*** Information shown ***

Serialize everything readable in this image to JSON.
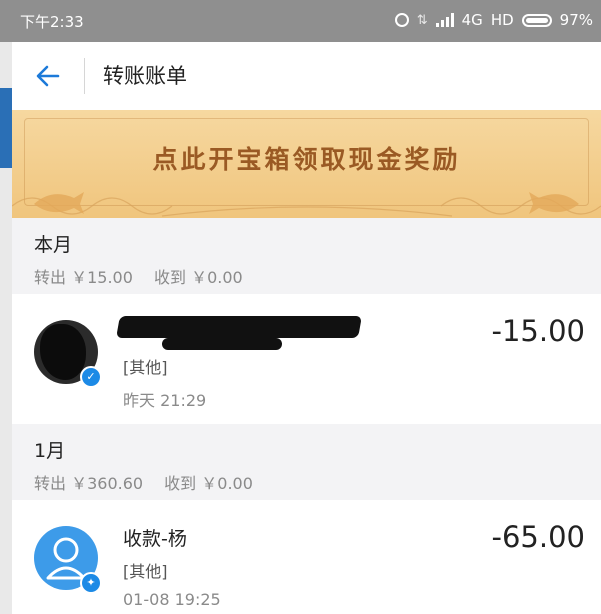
{
  "status_bar": {
    "time": "下午2:33",
    "network": "4G",
    "hd": "HD",
    "battery": "97%"
  },
  "nav": {
    "title": "转账账单"
  },
  "banner": {
    "text": "点此开宝箱领取现金奖励"
  },
  "sections": [
    {
      "title": "本月",
      "transfer_out": "转出 ￥15.00",
      "received": "收到 ￥0.00",
      "records": [
        {
          "category": "[其他]",
          "time": "昨天  21:29",
          "amount": "-15.00"
        }
      ]
    },
    {
      "title": "1月",
      "transfer_out": "转出 ￥360.60",
      "received": "收到 ￥0.00",
      "records": [
        {
          "name": "收款-杨",
          "category": "[其他]",
          "time": "01-08  19:25",
          "amount": "-65.00"
        }
      ]
    }
  ],
  "colors": {
    "accent": "#1c7ad9",
    "banner": "#f0c57d",
    "banner_text": "#9a5a24",
    "section_bg": "#f3f3f5"
  }
}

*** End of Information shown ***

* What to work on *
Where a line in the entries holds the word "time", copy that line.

* Solved exercise *
    "time": "下午2:33",
          "time": "昨天  21:29",
          "time": "01-08  19:25",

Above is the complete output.